Who IS this?

In the pages of the Gospels, everywhere Jesus goes the one question on everybody’s lips is: “Who IS this?”

When the day of Pentecost had come, they were all together in one place. And suddenly from heaven there came a sound like the rush of a violent wind, and it filled the entire house where they were sitting. Divided tongues, as of fire, appeared among them, and a tongue rested on each of them. All of them were filled with the Holy Spirit and began to speak in other languages, as the Spirit gave them ability.

Now there were devout Jews from every nation under heaven living in Jerusalem. And at this sound the crowd gathered and was bewildered, because each one heard them speaking in the native language of each. Amazed and astonished, they asked, ‘Are not all these who are speaking Galileans? And how is it that we hear, each of us, in our own native language? Parthians, Medes, Elamites, and residents of Mesopotamia, Judea and Cappadocia, Pontus and Asia, Phrygia and Pamphylia, Egypt and the parts of Libya belonging to Cyrene, and visitors from Rome, both Jews and proselytes, Cretans and Arabs – in our own languages we hear them speaking about God’s deeds of power.’ All were amazed and perplexed, saying to one another, ‘What does this mean?’ But others sneered and said, ‘They are filled with new wine.’  Acts of the Apostles, 2.1-13.

Some years ago, I heard an evangelistic preacher say, “For Christ’s sake, talk about him!”

His basic point was that he found it astonishing that, if most of our conversations are anything to go by, we would seem to have a distinct lack of interest in Jesus. It seems we’ll talk about anything but Jesus!

How can it possibly be, he wondered, that we could be remotely lukewarm about Jesus?

Well, I wonder if you think this is right? And if someone asked you about Jesus, I wonder what ONE thing would you want to tell them about him?

In the pages of the Gospels, everywhere Jesus goes the one question on everybody’s lips is: “Who IS this?”

Who IS this, that even the wind and the waves obey him? they said.

Who IS this who speaks with such authority?

Who IS this who forgives sins? Who gives sight to the blind? …and so on.

I think that evangelistic preacher was absolutely right in one sense. He was right to make it clear that, at the end of the day, THIS is the most fundamental question of all. Jesus himself asked it…. “Who do YOU say that I am?”

Saint Peter, who was having a good day at the time, got it absolutely right when he blurted out, “You are the Messiah, the Son of the living God”. And with all the inconsistency we’ve come to associate with that well-loved saint, he gave his life to following Jesus.

His story illustrates things perfectly.
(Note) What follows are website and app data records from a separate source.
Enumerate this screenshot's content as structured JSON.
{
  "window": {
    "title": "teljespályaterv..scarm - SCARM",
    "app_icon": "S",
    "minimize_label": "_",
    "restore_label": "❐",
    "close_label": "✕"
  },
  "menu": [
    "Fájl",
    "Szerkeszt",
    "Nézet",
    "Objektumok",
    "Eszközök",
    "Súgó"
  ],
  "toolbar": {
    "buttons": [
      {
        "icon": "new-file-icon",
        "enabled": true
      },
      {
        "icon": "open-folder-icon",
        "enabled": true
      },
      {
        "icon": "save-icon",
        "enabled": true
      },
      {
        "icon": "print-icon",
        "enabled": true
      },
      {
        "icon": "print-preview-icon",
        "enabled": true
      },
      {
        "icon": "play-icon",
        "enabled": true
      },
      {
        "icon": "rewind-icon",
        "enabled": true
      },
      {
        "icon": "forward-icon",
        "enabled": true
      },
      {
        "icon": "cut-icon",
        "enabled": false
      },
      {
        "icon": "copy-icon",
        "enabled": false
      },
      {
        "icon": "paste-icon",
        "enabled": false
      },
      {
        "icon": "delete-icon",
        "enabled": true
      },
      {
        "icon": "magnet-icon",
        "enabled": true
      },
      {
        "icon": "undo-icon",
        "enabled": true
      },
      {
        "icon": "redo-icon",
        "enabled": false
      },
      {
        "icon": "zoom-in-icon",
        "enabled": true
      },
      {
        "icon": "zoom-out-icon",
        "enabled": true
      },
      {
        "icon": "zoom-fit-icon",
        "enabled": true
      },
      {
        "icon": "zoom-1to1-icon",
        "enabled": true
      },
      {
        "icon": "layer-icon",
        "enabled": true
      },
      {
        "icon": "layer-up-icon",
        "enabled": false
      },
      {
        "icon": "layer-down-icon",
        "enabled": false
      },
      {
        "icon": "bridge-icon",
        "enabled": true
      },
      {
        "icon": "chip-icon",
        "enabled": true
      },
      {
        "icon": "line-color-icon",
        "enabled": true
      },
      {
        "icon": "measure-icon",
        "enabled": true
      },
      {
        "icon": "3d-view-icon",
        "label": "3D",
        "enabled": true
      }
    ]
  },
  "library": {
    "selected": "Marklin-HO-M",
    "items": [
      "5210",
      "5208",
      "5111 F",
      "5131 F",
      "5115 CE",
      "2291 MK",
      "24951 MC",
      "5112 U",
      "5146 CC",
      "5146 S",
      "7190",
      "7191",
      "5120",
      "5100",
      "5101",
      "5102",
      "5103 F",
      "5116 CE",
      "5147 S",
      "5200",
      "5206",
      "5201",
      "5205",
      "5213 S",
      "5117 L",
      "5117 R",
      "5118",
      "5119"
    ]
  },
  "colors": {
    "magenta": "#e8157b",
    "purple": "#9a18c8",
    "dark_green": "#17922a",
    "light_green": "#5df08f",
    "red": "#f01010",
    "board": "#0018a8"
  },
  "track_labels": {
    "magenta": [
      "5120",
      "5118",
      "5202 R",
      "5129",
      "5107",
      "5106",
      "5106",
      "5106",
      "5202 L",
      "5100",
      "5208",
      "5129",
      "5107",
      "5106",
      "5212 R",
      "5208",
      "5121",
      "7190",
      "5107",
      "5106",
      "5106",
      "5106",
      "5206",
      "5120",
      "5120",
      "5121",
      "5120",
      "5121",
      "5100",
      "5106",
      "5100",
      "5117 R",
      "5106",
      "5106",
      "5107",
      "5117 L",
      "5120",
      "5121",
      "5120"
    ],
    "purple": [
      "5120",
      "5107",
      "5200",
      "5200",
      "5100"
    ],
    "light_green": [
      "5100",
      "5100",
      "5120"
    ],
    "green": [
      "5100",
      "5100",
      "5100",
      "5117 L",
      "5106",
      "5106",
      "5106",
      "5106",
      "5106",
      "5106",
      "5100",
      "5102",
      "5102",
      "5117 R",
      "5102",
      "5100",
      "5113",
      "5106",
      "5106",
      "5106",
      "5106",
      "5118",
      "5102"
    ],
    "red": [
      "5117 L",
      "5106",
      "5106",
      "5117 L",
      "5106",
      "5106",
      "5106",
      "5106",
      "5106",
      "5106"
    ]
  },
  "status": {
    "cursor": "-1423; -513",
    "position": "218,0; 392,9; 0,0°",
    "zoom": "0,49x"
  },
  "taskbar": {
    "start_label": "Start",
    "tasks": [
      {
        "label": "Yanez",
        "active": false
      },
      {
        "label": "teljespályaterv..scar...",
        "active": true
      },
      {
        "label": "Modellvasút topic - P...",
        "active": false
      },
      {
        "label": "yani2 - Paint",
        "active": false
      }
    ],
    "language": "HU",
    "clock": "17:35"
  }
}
Peter teaches us that the answer we give to that question changes everything. Yes, we might ignore Jesus; we can decide that he was deluded; we can think of him as just one among many ‘nice’ religious teachers – not that the evidence would support any of these positions.

But once you conclude (along with the Gospels), that he is ‘God WITH us’, this changes everything.

Because the only possible response you can make is worship and a daily following in his footsteps.

“Love so amazing, so divine, demands my soul, my life, my all”, says the famous hymn. Because once we know the truth of who HE is, we realise the truth about ourselves; that we are the beloved, forgiven people of God; gathered together in that community we know as ‘Church’; a people called to continue God’s in-gathering work.

And, we’re called to continue this work not under our own steam but under the power and direction of the Holy Spirit, whose coming among us we celebrate today.

It’s all about Jesus, when we realise who HE is, we discover who WE are and we understand what we are FOR as ‘Church’.

Jesus insisted it was the task of the Holy Spirit to make him known. In other words, the Holy Spirit gets us all wrestling with the question, “Who IS this?” So, when we start talking about him and getting to grips with this you’ll know that the Holy Spirit is around!

At election time, political candidates try to keep on track with the mantra: “It’s the economy, stupid”. What keeps the Church on track? “It’s Jesus, stupid”.

“For Christ’s sake, talk about him!” Let us pray…  David.